Erasing the worrisome burden of what to call that place near Sonoma where the really fast cars try finish a certain amount of laps before everyone else, it was announced today the place will officially be called Sonoma Raceway.
Seems obvious, right? But that’s the case with all good names, like Rollerblades and Band-Aids, which are trademarked names of in-line skates and adhesive strips, respectively. No longer will journalists struggle to find consensus on what to call that paved curvy track thingy in Sonoma. No more shall we see Raceway at Sonoma, the Sonoma Racetrack or my personal favorite, the Former Infineon Raceway.

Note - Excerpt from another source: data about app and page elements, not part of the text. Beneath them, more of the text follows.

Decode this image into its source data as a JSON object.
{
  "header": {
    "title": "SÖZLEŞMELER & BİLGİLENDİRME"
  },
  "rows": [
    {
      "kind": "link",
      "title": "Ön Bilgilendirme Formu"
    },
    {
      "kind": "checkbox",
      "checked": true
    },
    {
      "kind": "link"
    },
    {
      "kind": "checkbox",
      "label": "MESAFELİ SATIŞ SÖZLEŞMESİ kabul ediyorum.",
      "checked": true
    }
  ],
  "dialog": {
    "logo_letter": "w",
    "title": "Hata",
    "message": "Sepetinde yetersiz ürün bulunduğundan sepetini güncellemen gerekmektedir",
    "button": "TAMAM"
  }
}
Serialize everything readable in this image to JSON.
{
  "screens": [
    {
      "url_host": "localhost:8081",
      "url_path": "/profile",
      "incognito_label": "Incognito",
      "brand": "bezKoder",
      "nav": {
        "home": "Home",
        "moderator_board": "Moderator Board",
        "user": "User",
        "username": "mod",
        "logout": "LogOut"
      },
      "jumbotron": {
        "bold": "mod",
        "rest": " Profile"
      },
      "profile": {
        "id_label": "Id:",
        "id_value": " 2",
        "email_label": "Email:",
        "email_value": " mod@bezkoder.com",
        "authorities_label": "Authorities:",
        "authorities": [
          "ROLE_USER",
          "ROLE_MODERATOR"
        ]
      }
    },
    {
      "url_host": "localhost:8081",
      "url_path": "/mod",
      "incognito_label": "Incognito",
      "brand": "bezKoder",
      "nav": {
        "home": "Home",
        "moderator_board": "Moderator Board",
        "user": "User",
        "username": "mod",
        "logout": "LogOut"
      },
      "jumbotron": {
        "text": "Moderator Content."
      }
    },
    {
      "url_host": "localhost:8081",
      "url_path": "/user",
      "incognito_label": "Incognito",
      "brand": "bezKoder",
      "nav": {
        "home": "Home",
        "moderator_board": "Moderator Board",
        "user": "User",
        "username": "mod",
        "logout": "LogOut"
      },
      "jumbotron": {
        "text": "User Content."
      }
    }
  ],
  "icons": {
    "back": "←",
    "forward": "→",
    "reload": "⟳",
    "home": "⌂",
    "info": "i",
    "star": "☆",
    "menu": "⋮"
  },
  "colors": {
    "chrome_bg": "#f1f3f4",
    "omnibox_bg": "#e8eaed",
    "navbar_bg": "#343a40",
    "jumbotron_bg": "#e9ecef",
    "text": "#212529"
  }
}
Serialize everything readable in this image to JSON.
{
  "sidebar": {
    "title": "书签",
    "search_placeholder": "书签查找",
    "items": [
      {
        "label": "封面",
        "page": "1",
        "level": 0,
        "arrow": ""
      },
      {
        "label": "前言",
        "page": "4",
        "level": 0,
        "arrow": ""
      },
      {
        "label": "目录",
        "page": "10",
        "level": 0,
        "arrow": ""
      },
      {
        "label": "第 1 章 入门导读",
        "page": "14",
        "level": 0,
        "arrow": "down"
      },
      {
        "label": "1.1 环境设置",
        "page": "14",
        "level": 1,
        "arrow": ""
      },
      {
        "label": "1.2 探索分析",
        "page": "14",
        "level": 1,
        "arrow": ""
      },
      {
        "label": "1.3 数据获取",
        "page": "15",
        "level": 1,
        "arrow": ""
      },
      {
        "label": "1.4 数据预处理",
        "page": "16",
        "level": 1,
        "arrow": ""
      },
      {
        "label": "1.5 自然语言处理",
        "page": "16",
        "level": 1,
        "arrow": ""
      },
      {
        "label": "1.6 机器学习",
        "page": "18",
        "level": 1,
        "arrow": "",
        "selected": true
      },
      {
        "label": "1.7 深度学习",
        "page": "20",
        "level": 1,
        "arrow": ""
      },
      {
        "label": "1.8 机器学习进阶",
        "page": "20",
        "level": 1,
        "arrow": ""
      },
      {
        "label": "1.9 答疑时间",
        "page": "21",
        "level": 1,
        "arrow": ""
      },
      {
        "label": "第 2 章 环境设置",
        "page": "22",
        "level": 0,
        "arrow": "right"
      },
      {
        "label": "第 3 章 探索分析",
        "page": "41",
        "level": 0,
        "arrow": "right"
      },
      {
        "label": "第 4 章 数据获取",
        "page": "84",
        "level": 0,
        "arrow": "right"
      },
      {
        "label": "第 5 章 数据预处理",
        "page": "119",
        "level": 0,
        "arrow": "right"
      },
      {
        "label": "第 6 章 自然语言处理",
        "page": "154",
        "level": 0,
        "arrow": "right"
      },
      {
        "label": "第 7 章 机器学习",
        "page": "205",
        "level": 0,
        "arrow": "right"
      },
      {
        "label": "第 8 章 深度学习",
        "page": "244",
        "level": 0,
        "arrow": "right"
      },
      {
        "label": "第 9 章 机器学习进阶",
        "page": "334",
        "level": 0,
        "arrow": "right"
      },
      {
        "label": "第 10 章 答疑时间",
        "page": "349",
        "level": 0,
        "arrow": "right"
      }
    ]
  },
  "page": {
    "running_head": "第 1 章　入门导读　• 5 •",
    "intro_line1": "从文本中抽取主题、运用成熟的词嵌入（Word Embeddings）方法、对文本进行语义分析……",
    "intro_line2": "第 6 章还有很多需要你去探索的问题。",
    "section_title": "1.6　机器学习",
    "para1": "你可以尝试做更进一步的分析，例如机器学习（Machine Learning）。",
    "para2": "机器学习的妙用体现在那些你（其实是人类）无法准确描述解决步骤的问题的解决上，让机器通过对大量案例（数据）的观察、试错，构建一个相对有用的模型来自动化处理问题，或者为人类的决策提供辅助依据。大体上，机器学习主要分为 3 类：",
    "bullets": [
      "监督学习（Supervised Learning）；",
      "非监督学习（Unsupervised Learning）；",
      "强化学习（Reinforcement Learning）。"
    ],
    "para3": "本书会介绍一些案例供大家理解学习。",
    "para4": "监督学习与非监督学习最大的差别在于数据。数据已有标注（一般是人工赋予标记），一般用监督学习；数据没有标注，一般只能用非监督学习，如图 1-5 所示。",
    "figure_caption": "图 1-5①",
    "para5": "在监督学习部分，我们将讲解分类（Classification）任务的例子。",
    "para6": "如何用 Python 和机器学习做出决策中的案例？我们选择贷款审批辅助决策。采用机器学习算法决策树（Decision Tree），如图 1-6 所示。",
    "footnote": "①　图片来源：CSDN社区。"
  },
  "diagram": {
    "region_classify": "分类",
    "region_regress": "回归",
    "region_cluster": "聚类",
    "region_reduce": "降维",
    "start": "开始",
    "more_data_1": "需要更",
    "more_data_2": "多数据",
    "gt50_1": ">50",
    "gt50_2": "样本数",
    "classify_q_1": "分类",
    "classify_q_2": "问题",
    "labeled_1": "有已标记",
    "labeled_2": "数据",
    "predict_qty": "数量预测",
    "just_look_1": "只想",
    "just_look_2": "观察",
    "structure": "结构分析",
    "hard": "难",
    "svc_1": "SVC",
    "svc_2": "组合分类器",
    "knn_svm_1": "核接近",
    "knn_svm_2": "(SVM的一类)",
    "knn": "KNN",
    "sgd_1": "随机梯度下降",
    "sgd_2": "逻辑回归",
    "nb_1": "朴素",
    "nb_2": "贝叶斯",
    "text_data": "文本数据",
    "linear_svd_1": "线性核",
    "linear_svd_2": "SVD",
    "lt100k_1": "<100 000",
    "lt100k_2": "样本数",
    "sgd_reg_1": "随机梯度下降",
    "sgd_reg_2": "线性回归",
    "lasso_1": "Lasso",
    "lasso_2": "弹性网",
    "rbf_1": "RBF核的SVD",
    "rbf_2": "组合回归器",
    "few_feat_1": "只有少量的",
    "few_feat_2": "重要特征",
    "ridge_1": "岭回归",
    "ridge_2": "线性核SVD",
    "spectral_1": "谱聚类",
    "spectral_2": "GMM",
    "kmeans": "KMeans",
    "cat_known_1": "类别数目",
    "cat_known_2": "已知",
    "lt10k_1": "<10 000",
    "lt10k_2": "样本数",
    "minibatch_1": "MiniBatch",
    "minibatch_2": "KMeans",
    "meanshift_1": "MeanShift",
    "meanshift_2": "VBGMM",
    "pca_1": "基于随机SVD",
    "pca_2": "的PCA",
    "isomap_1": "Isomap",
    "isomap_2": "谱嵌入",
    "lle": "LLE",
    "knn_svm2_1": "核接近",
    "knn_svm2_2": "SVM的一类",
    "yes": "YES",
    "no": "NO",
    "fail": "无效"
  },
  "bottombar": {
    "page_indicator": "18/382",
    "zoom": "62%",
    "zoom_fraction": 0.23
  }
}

But don’t try visiting www.sonomaraceway.com, because that’s obviously not the correct website for the one-lane, twisty infinite road that hosts NASCAR, NHRA and other major motorsports events. The correct site is www.racesonoma.com. Because anything else would ruin the genius of the new name.
After losing sponsorship from Infineon, it would be nice to think the 300:1-scale slot car race track in Sonoma defied convention and went with a name proudly boasting its location; after all, the Wine County is world renowned. But, much like Candlestick Park, which simply couldn’t find someone willing to pay millions of dollars for TV announcers just to say the company name a few dozen times per year, it’s more likely a sluggish economy and hesitant accountants contributed to the new name.
Was a local discount considered? What about Mondavi Raceway? Trione Track? Coppola Causeway? (OK, that’s Napa County and Causeway is a weird thing to be racing on, so nix that). How about Guy Fieri’s Donkey Sauce Full Throttle Raceway at 100 Percent Grass-Fed Meyer Ranch? That one sounds like a winner to me, I’ll take two.
But really, no matter what it’s called, I bet there’s a bunch of people who will always call it Sears Point.